NASA's New Horizons Spacecraft Conducts Farthest-Ever Fly-By Of An Object
AUDIE CORNISH, HOST:
While you were ringing in the new year, a spacecraft about the size of a grand piano made history. NASA's New Horizons passed by Ultima Thule. It's the most distant object we've ever visited, over 4 billion miles away, far enough that it took several hours for the good news to reach Mission Control this morning.
(SOUNDBITE OF ARCHIVED RECORDING)
ALICE BOWMAN: In lock with telemetry.
COMPUTER-GENERATED VOICE: Good day, Mission room.
CORNISH: Joining me now from the Johns Hopkins Applied Physics Lab in Columbia, Md., is Dr. Heidi Hammel. Welcome to the program.
HEIDI HAMMEL: Thank you so much. It's a pleasure to be here.
CORNISH: So Ultima Thule sounds like the name of a comic book supervillain.
CORNISH: (Laughter) It's actually an oddly shaped icy rock. Right? It looks like a giant space peanut. Why did we want to visit this object that is billions of miles away?
HAMMEL: Well, we think that Ultima Thule is a remnant of the formation of our solar system, an object that is pristine and unprocessed. And so if we can visit this object - but we have visited - we have visited this object, and what we will learn from this is the chemical composition of the very earliest building blocks of our solar system.
CORNISH: You sound stoked, frankly.
CORNISH: (Laughter) And I know you're still gathering and analyzing the data. So what do you look for now as you're doing analysis?
HAMMEL: So we have only gotten the very preliminary data. Over the next weeks and months, we will be getting much higher-resolution images and color information. And that will allow us to study the properties of this object to figure out what's happening on its surface, what is its geologic structure, what is it made of exactly.
CORNISH: Now, I understand New Horizons was the same craft that took those amazingly clear pictures of Pluto back in 2015. Can we expect the same kind of high-quality images of Ultima Thule that we saw of Pluto?
HAMMEL: Now, this object, Ultima Thule, is much, much smaller than Pluto, so we don't have nearly as much data. But because it was so small, we were able to fly a little bit closer. So we will definitely get some really spectacular, beautiful images. It's going to be very interesting to see. We've never seen an object like this before, so we really have very little idea of what to expect. It's pure discovery, is what's happening here.
CORNISH: How exciting is this for someone like you who've been - who's been doing this research for so long?
HAMMEL: Oh, every spacecraft encounter we have like this is just as exciting as the previous one. I don't think we ever lose that joy, that excitement that so many people who are here have come just to be here, (laughter) to be with all of our colleagues and friends. It's almost like a grand reunion party. And we can't get enough.

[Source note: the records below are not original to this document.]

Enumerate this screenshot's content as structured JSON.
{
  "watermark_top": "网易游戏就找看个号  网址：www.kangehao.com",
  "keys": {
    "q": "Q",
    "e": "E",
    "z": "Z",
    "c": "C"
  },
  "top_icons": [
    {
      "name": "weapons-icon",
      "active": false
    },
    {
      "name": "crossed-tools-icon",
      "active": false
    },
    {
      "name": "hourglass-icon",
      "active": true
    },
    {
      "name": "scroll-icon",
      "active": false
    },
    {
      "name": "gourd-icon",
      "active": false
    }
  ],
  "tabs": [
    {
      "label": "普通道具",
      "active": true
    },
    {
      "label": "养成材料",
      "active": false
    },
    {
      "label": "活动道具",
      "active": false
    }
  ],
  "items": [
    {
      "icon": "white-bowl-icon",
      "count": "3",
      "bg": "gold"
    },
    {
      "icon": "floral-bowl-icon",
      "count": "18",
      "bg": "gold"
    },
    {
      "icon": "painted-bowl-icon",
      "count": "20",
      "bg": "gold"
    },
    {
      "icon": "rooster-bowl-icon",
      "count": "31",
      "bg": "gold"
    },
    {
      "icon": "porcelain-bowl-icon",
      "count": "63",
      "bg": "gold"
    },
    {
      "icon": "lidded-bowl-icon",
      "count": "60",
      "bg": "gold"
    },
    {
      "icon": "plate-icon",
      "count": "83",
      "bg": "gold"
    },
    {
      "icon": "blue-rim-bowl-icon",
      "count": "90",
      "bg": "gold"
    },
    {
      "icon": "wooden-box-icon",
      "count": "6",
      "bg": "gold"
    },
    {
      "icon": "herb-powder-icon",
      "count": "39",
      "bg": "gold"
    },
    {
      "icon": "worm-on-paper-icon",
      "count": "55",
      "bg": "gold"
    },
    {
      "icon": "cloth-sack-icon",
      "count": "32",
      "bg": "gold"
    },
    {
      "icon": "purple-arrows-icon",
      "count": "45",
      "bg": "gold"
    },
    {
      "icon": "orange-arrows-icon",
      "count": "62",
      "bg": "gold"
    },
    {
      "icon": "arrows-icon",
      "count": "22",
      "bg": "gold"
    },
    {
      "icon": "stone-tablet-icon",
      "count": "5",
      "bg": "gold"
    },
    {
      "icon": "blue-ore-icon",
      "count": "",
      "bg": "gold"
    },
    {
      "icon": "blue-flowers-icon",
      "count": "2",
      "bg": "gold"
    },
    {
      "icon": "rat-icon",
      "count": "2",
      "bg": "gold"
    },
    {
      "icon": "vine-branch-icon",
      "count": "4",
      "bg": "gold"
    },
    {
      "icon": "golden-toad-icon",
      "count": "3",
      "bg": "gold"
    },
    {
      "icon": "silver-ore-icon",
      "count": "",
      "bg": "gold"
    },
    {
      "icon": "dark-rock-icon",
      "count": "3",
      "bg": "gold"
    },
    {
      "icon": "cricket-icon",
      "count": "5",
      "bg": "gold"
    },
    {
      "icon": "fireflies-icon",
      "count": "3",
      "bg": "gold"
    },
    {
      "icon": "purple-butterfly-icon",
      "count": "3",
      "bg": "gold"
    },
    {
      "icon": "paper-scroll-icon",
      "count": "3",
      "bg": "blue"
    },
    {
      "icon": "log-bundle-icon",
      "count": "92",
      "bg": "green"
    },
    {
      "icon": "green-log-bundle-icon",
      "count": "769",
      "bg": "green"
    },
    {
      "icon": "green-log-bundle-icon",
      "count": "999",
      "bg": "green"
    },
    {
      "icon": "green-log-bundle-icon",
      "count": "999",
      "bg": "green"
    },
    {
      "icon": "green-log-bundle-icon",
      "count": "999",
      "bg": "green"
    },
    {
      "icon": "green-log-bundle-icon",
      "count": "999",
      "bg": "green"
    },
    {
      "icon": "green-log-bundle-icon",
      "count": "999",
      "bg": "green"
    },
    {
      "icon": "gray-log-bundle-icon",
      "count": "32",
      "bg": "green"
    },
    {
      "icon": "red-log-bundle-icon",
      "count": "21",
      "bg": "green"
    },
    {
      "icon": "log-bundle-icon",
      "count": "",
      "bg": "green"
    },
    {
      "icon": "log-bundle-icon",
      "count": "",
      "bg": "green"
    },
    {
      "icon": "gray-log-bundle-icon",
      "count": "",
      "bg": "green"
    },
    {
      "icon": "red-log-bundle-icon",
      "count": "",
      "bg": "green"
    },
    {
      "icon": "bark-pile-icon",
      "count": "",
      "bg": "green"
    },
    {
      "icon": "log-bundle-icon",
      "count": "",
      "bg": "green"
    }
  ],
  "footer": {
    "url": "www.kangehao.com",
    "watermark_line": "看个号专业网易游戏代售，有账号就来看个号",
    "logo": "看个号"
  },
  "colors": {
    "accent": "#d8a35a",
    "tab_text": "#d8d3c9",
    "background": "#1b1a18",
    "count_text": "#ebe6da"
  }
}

It's just such a wonderful and exciting feeling to know that we and our colleagues at NASA and the Applied Physics Lab are helping to expand the boundaries of human knowledge. I mean, boy, if you could put that in a bottle and sell it, (laughter) you'd be a millionaire.
CORNISH: What a fun way to start the new year. Dr. Heidi Hammel, thank you so much.
HAMMEL: Thank you. It's been a pleasure.
CORNISH: Dr. Heidi Hammel. She joined me from the Johns Hopkins Applied Physics Lab in Columbia, Md.
NPR transcripts are created on a rush deadline by Verb8tm, Inc., an NPR contractor, and produced using a proprietary transcription process developed with NPR. This text may not be in its final form and may be updated or revised in the future. Accuracy and availability may vary. The authoritative record of NPR’s programming is the audio record.